= Beginning of Section =
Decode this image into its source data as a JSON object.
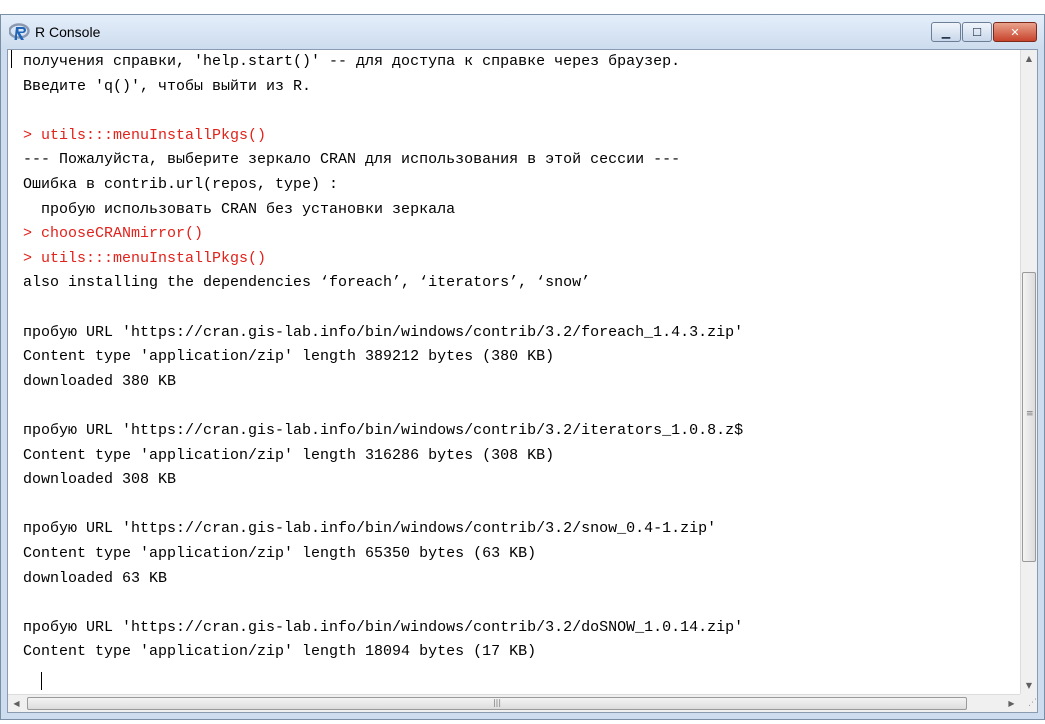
{
  "window": {
    "title": "R Console",
    "icon": "r-logo-icon",
    "controls": {
      "minimize_icon": "minimize-icon",
      "maximize_icon": "maximize-icon",
      "close_icon": "close-icon"
    }
  },
  "console": {
    "lines": [
      {
        "text": "получения справки, 'help.start()' -- для доступа к справке через браузер.",
        "kind": "output"
      },
      {
        "text": "Введите 'q()', чтобы выйти из R.",
        "kind": "output"
      },
      {
        "text": "",
        "kind": "blank"
      },
      {
        "text": "> utils:::menuInstallPkgs()",
        "kind": "input"
      },
      {
        "text": "--- Пожалуйста, выберите зеркало CRAN для использования в этой сессии ---",
        "kind": "output"
      },
      {
        "text": "Ошибка в contrib.url(repos, type) :",
        "kind": "output"
      },
      {
        "text": "  пробую использовать CRAN без установки зеркала",
        "kind": "output"
      },
      {
        "text": "> chooseCRANmirror()",
        "kind": "input"
      },
      {
        "text": "> utils:::menuInstallPkgs()",
        "kind": "input"
      },
      {
        "text": "also installing the dependencies ‘foreach’, ‘iterators’, ‘snow’",
        "kind": "output"
      },
      {
        "text": "",
        "kind": "blank"
      },
      {
        "text": "пробую URL 'https://cran.gis-lab.info/bin/windows/contrib/3.2/foreach_1.4.3.zip'",
        "kind": "output"
      },
      {
        "text": "Content type 'application/zip' length 389212 bytes (380 KB)",
        "kind": "output"
      },
      {
        "text": "downloaded 380 KB",
        "kind": "output"
      },
      {
        "text": "",
        "kind": "blank"
      },
      {
        "text": "пробую URL 'https://cran.gis-lab.info/bin/windows/contrib/3.2/iterators_1.0.8.z$",
        "kind": "output"
      },
      {
        "text": "Content type 'application/zip' length 316286 bytes (308 KB)",
        "kind": "output"
      },
      {
        "text": "downloaded 308 KB",
        "kind": "output"
      },
      {
        "text": "",
        "kind": "blank"
      },
      {
        "text": "пробую URL 'https://cran.gis-lab.info/bin/windows/contrib/3.2/snow_0.4-1.zip'",
        "kind": "output"
      },
      {
        "text": "Content type 'application/zip' length 65350 bytes (63 KB)",
        "kind": "output"
      },
      {
        "text": "downloaded 63 KB",
        "kind": "output"
      },
      {
        "text": "",
        "kind": "blank"
      },
      {
        "text": "пробую URL 'https://cran.gis-lab.info/bin/windows/contrib/3.2/doSNOW_1.0.14.zip'",
        "kind": "output"
      },
      {
        "text": "Content type 'application/zip' length 18094 bytes (17 KB)",
        "kind": "output"
      }
    ],
    "input_color": "#e2221b",
    "output_color": "#000000"
  },
  "scrollbars": {
    "vertical": {
      "up_icon": "scroll-up-arrow-icon",
      "down_icon": "scroll-down-arrow-icon"
    },
    "horizontal": {
      "left_icon": "scroll-left-arrow-icon",
      "right_icon": "scroll-right-arrow-icon"
    }
  }
}
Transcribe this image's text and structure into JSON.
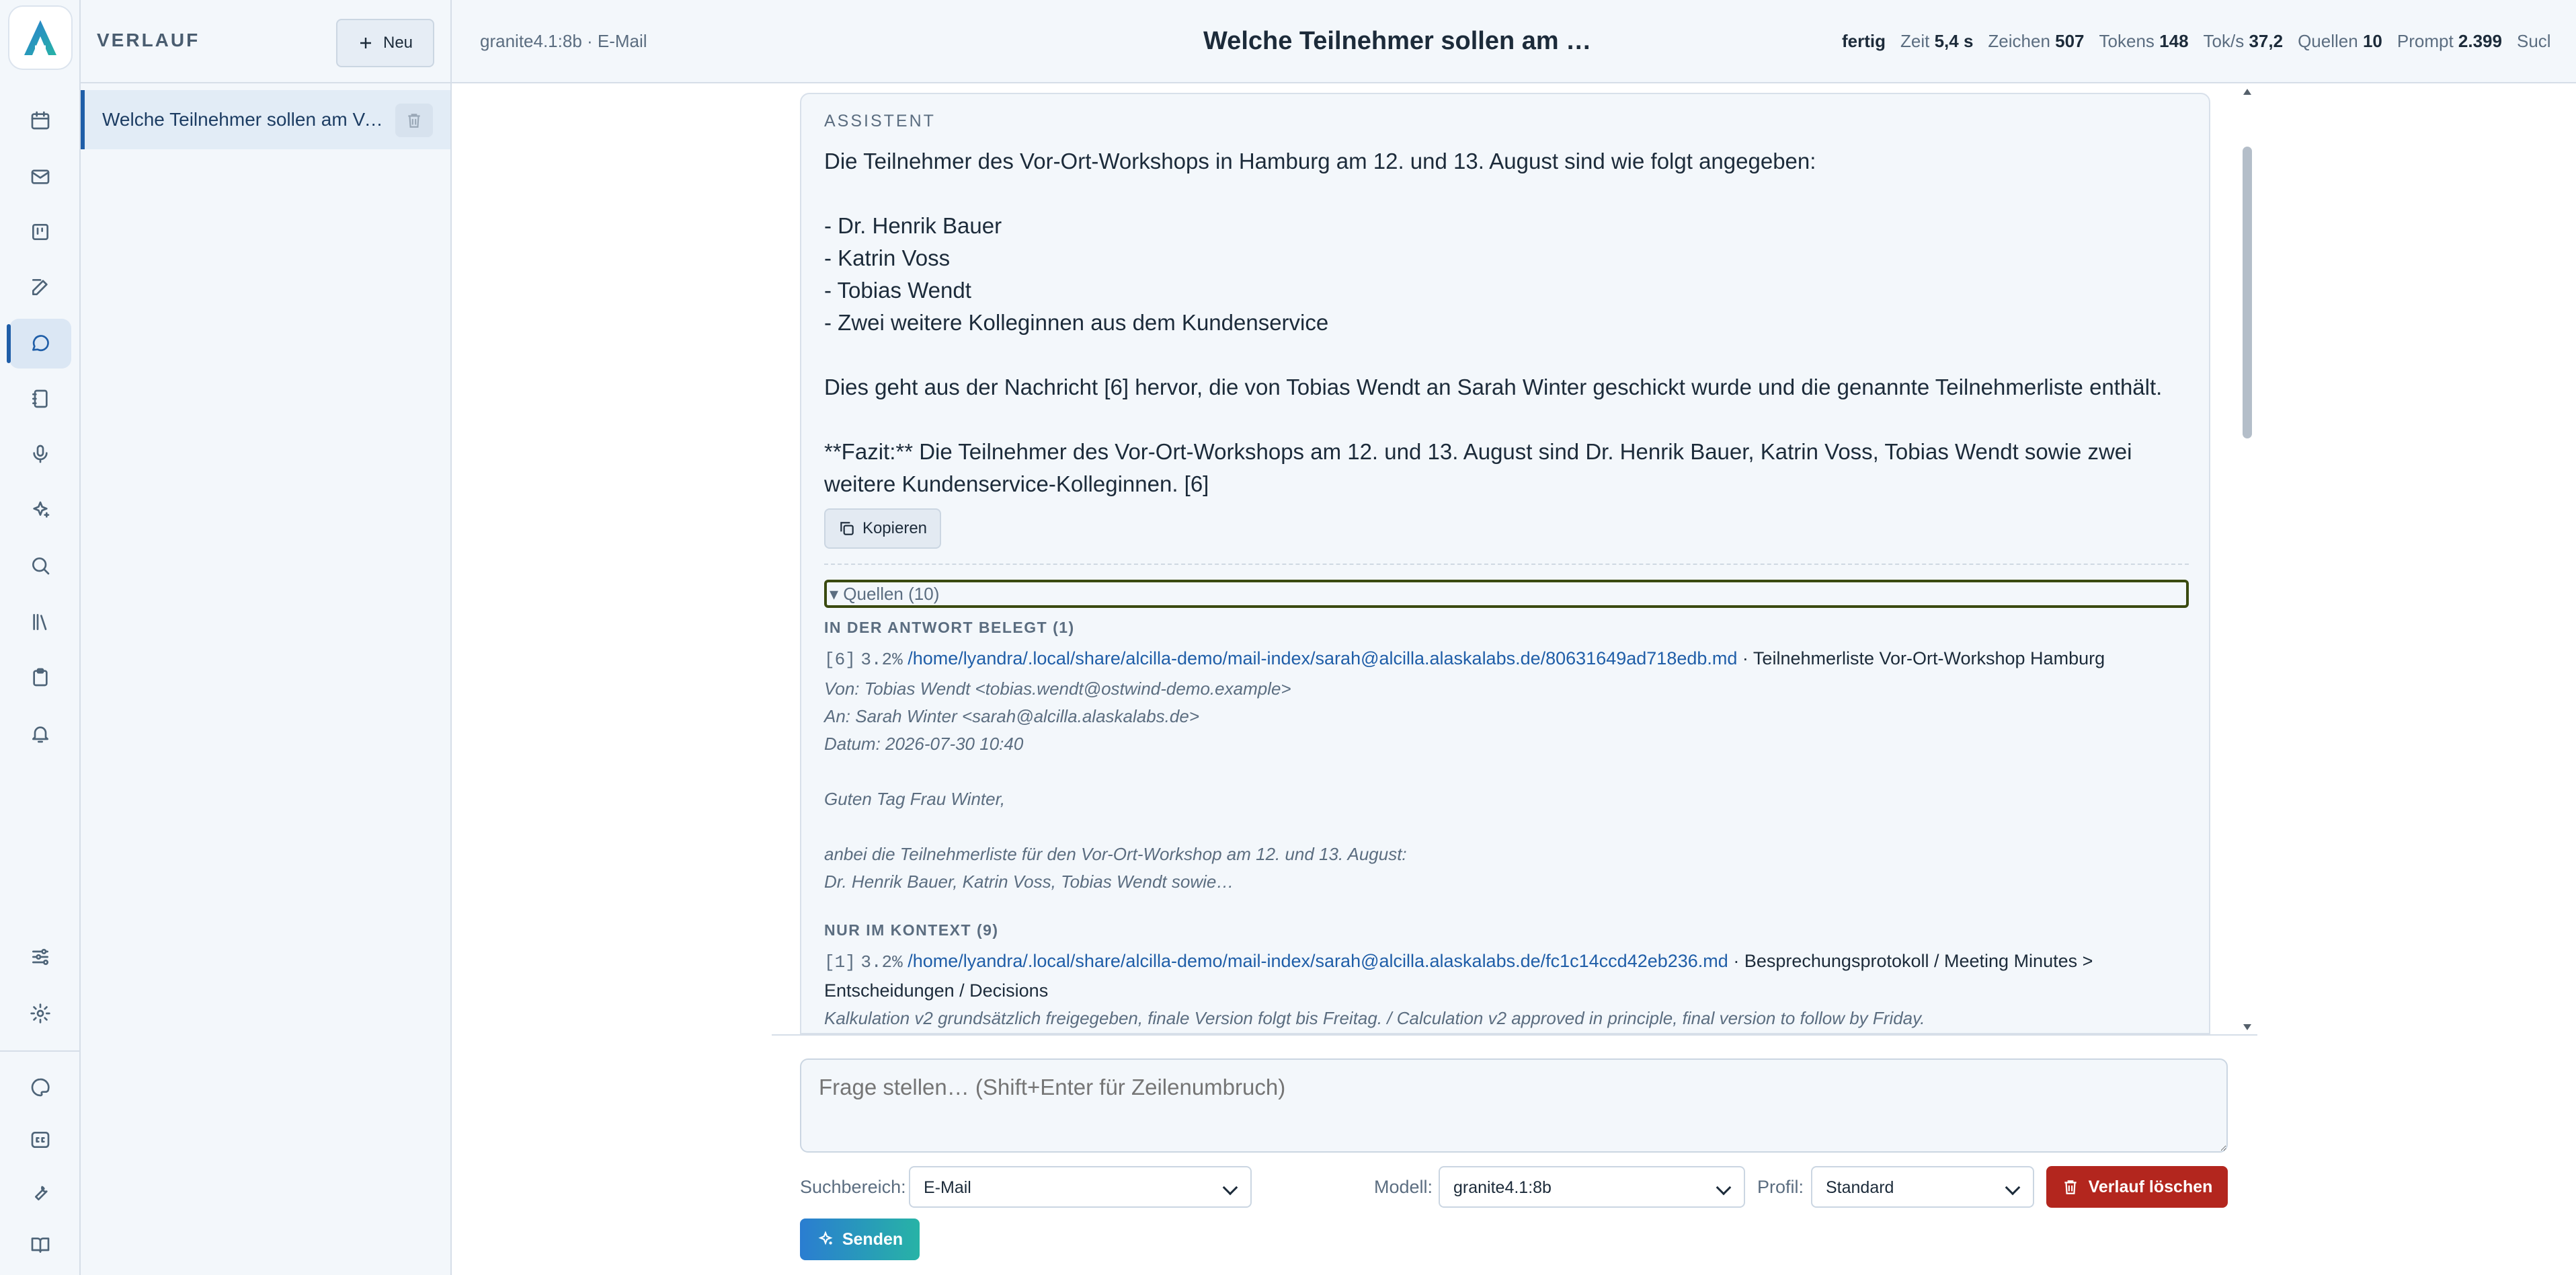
{
  "rail": {
    "icons": [
      "calendar-icon",
      "mail-icon",
      "board-icon",
      "edit-icon",
      "chat-icon",
      "notebook-icon",
      "microphone-icon",
      "sparkles-icon",
      "search-icon",
      "library-icon",
      "clipboard-icon",
      "bell-icon",
      "sliders-icon",
      "gear-icon",
      "palette-icon",
      "caption-icon",
      "wrench-icon",
      "book-icon"
    ],
    "active": "chat-icon"
  },
  "sidebar": {
    "title": "VERLAUF",
    "new_label": "Neu",
    "items": [
      {
        "label": "Welche Teilnehmer sollen am Vor-Ort-Workshop in Hamburg teilnehmen?"
      }
    ]
  },
  "topbar": {
    "meta": "granite4.1:8b · E-Mail",
    "title": "Welche Teilnehmer sollen am Vor-Ort-Workshop in Hamburg teilnehmen?",
    "status": "fertig",
    "stats": [
      {
        "key": "Zeit",
        "value": "5,4 s"
      },
      {
        "key": "Zeichen",
        "value": "507"
      },
      {
        "key": "Tokens",
        "value": "148"
      },
      {
        "key": "Tok/s",
        "value": "37,2"
      },
      {
        "key": "Quellen",
        "value": "10"
      },
      {
        "key": "Prompt",
        "value": "2.399"
      },
      {
        "key": "Sucl",
        "value": ""
      }
    ]
  },
  "message": {
    "role": "ASSISTENT",
    "lines": [
      "Die Teilnehmer des Vor-Ort-Workshops in Hamburg am 12. und 13. August sind wie folgt angegeben:",
      "",
      "- Dr. Henrik Bauer",
      "- Katrin Voss",
      "- Tobias Wendt",
      "- Zwei weitere Kolleginnen aus dem Kundenservice",
      "",
      "Dies geht aus der Nachricht [6] hervor, die von Tobias Wendt an Sarah Winter geschickt wurde und die genannte Teilnehmerliste enthält.",
      "",
      "**Fazit:** Die Teilnehmer des Vor-Ort-Workshops am 12. und 13. August sind Dr. Henrik Bauer, Katrin Voss, Tobias Wendt sowie zwei weitere Kundenservice-Kolleginnen. [6]"
    ],
    "copy_label": "Kopieren"
  },
  "sources": {
    "summary": "▾ Quellen (10)",
    "cited_head": "IN DER ANTWORT BELEGT (1)",
    "cited": [
      {
        "ref": "[6]",
        "pct": "3.2%",
        "path": "/home/lyandra/.local/share/alcilla-demo/mail-index/sarah@alcilla.alaskalabs.de/80631649ad718edb.md",
        "title": "· Teilnehmerliste Vor-Ort-Workshop Hamburg",
        "excerpt": [
          "Von: Tobias Wendt <tobias.wendt@ostwind-demo.example>",
          "An: Sarah Winter <sarah@alcilla.alaskalabs.de>",
          "Datum: 2026-07-30 10:40",
          "",
          "Guten Tag Frau Winter,",
          "",
          "anbei die Teilnehmerliste für den Vor-Ort-Workshop am 12. und 13. August:",
          "Dr. Henrik Bauer, Katrin Voss, Tobias Wendt sowie…"
        ]
      }
    ],
    "context_head": "NUR IM KONTEXT (9)",
    "context": [
      {
        "ref": "[1]",
        "pct": "3.2%",
        "path": "/home/lyandra/.local/share/alcilla-demo/mail-index/sarah@alcilla.alaskalabs.de/fc1c14ccd42eb236.md",
        "title": "· Besprechungsprotokoll / Meeting Minutes > Entscheidungen / Decisions",
        "excerpt": [
          "Kalkulation v2 grundsätzlich freigegeben, finale Version folgt bis Freitag. / Calculation v2 approved in principle, final version to follow by Friday."
        ]
      }
    ]
  },
  "composer": {
    "placeholder": "Frage stellen… (Shift+Enter für Zeilenumbruch)",
    "scope_label": "Suchbereich:",
    "scope_value": "E-Mail",
    "model_label": "Modell:",
    "model_value": "granite4.1:8b",
    "profile_label": "Profil:",
    "profile_value": "Standard",
    "clear_label": "Verlauf löschen",
    "send_label": "Senden"
  },
  "colors": {
    "accent": "#1f5ea8",
    "danger": "#b3261e",
    "send_gradient_start": "#2a7dd1",
    "send_gradient_end": "#27b3a6"
  }
}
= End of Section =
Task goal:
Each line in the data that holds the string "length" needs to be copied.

Answer for this exercise:
        "text": "Content type 'application/zip' length 389212 bytes (380 KB)",
        "text": "Content type 'application/zip' length 316286 bytes (308 KB)",
        "text": "Content type 'application/zip' length 65350 bytes (63 KB)",
        "text": "Content type 'application/zip' length 18094 bytes (17 KB)",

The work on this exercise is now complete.